### Your instructions
Report, in full, each line of the material below in which the string "more" occurs.

### Provided material
----
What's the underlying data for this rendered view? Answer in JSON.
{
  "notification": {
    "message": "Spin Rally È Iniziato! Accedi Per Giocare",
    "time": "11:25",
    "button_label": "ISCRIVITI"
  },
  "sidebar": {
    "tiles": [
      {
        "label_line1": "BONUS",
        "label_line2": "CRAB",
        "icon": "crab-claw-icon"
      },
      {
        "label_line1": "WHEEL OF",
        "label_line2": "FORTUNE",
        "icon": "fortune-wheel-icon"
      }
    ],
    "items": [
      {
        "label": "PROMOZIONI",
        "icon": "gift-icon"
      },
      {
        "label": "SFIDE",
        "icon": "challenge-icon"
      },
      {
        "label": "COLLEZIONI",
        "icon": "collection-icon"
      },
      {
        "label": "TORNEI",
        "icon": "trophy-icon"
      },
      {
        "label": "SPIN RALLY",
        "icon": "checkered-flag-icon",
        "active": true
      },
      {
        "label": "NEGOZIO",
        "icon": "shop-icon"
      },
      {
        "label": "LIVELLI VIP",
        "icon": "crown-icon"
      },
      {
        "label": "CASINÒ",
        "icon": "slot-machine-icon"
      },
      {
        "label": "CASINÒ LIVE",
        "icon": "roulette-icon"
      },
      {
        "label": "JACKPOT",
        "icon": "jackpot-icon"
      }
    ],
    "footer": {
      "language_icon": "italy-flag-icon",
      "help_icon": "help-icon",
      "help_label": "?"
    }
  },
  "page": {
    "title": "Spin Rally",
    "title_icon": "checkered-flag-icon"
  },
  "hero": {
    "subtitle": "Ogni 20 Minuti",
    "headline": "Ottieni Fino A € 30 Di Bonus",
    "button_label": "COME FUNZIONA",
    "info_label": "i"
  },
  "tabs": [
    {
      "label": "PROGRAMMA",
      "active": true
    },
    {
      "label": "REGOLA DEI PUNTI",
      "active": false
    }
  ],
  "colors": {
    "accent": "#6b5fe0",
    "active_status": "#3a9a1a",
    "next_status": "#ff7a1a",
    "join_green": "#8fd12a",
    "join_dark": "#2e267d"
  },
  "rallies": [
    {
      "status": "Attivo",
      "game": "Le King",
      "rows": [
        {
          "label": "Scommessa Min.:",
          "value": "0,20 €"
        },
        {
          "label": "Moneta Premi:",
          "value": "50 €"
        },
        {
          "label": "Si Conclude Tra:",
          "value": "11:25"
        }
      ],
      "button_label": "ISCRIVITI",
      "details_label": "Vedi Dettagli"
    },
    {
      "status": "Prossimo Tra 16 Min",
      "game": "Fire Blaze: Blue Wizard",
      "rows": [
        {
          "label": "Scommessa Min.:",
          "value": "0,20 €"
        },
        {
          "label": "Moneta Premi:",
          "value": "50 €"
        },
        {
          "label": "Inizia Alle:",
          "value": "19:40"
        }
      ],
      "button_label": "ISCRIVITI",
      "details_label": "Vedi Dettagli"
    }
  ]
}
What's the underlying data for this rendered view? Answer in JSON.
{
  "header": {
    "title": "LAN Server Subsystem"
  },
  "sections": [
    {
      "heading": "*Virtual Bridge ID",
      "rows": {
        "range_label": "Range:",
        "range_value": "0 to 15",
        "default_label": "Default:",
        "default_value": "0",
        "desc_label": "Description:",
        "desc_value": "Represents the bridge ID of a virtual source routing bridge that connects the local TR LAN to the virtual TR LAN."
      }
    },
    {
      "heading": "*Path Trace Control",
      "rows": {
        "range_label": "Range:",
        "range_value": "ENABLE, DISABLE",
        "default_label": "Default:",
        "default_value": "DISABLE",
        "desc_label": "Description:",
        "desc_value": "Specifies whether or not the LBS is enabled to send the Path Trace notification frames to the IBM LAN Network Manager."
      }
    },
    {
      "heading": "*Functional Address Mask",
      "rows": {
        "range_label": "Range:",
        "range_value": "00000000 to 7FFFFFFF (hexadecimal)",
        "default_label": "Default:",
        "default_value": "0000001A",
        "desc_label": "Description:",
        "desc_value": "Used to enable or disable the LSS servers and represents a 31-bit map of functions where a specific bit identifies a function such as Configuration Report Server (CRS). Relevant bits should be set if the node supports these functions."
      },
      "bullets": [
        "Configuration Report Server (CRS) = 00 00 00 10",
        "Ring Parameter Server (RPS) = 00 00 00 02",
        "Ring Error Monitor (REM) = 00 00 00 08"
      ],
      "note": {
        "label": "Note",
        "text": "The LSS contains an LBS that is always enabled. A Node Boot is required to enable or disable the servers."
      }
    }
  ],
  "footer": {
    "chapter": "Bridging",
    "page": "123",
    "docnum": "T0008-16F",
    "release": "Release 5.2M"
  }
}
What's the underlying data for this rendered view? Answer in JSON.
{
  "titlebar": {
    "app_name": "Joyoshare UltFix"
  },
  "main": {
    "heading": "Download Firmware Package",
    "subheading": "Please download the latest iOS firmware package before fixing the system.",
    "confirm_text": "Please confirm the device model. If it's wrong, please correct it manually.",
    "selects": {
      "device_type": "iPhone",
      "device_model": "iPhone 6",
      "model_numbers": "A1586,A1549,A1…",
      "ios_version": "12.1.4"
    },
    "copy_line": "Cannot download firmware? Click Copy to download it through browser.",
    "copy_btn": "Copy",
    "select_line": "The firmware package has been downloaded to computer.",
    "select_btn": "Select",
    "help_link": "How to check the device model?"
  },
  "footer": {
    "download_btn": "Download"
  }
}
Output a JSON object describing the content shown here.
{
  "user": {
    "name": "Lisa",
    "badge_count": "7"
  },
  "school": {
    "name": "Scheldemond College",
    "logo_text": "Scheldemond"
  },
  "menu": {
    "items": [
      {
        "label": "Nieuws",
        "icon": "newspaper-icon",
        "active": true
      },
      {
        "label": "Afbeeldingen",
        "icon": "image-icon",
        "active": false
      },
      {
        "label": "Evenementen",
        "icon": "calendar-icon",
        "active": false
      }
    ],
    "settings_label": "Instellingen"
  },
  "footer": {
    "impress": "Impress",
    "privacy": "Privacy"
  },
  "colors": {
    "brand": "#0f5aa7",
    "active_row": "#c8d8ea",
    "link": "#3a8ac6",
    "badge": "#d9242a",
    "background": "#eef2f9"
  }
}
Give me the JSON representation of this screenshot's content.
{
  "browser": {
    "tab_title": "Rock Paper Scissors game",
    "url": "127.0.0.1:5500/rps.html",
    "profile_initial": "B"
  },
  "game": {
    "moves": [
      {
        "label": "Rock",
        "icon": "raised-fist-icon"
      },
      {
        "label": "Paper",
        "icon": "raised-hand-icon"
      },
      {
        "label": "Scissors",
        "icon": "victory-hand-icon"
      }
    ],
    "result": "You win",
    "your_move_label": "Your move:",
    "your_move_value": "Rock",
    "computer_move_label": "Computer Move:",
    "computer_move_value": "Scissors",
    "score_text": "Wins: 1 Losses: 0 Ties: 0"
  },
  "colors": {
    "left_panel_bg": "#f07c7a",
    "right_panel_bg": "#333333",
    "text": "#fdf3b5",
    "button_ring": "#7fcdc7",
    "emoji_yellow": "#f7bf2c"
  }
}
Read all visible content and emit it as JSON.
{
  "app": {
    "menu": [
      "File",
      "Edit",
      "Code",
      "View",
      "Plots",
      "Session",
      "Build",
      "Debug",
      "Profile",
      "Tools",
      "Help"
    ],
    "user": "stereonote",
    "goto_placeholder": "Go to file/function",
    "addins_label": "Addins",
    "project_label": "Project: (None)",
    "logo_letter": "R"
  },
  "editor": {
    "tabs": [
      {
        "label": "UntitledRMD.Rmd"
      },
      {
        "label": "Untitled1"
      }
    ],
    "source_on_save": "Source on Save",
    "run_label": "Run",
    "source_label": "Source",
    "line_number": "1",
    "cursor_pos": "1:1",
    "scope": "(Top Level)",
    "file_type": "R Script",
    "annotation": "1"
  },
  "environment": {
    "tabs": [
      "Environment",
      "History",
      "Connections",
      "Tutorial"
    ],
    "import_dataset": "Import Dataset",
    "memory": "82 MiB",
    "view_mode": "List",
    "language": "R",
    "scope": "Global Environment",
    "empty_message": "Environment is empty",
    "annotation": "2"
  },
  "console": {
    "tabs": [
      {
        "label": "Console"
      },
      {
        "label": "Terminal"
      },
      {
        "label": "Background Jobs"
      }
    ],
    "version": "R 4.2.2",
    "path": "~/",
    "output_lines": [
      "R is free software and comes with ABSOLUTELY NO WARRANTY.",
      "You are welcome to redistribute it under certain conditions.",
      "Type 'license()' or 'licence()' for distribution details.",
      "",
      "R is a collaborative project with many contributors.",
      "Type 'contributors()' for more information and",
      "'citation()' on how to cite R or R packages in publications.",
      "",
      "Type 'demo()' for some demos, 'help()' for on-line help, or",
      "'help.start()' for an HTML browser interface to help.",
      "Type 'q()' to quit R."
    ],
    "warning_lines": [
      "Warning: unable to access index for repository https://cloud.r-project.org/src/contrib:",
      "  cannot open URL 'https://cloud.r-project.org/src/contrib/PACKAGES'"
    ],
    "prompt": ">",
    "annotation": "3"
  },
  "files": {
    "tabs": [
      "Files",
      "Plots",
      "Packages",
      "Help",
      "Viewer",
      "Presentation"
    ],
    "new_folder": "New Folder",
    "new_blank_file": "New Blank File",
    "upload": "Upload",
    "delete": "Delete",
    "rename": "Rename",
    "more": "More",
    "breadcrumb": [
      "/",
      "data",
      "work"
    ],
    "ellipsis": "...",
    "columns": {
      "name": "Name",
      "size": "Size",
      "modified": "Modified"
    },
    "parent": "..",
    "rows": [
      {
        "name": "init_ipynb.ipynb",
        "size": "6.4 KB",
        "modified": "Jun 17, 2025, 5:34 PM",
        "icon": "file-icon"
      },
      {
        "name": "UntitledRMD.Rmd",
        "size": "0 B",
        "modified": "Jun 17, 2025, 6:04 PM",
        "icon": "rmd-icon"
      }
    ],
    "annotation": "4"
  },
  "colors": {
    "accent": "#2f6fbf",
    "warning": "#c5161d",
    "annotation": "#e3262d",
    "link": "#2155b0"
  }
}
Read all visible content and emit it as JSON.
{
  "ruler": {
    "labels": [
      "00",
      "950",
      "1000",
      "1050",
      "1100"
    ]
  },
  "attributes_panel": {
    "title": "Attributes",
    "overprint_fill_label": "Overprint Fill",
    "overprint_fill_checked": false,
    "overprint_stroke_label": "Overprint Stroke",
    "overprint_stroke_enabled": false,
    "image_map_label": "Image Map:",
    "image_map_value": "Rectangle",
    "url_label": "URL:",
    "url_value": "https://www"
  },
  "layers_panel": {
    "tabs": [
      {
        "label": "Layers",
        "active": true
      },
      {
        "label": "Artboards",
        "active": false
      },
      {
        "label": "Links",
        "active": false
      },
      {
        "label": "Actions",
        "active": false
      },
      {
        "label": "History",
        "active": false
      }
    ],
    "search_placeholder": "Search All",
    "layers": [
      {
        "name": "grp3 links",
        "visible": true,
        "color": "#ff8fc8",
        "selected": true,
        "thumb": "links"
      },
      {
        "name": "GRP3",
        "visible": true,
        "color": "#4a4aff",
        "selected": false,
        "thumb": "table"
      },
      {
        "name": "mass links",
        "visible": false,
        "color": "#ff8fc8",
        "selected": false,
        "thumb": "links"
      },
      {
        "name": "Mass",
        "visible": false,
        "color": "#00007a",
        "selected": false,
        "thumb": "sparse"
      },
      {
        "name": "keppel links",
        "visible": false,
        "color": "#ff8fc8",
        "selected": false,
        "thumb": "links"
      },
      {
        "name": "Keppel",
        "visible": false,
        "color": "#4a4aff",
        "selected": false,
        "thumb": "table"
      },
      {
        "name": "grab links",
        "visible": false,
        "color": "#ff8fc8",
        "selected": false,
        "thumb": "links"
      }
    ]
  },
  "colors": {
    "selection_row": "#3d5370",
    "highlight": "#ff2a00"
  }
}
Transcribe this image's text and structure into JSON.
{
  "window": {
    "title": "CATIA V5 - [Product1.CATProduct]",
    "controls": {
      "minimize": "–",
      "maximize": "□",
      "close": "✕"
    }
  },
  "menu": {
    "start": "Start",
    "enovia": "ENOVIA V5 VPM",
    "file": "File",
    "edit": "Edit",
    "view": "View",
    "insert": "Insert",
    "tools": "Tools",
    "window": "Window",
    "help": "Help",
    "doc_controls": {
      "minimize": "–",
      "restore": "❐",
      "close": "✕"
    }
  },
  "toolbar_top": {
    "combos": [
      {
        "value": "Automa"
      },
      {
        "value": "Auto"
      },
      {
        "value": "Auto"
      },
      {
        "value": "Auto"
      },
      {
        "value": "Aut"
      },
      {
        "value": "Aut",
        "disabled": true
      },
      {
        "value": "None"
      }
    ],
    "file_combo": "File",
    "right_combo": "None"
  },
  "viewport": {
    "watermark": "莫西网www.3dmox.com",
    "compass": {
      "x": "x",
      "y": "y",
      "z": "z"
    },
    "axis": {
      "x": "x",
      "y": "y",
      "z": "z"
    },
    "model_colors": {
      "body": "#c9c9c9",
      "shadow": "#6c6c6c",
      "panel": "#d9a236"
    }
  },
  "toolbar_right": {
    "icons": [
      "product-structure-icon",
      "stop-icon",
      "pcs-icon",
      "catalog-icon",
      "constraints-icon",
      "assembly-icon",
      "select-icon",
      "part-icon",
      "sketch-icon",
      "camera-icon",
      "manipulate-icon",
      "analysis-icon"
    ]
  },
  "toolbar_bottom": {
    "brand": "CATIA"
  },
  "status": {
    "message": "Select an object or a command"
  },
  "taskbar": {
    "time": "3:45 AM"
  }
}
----
### Answer space
      "Type 'contributors()' for more information and",
    "more": "More",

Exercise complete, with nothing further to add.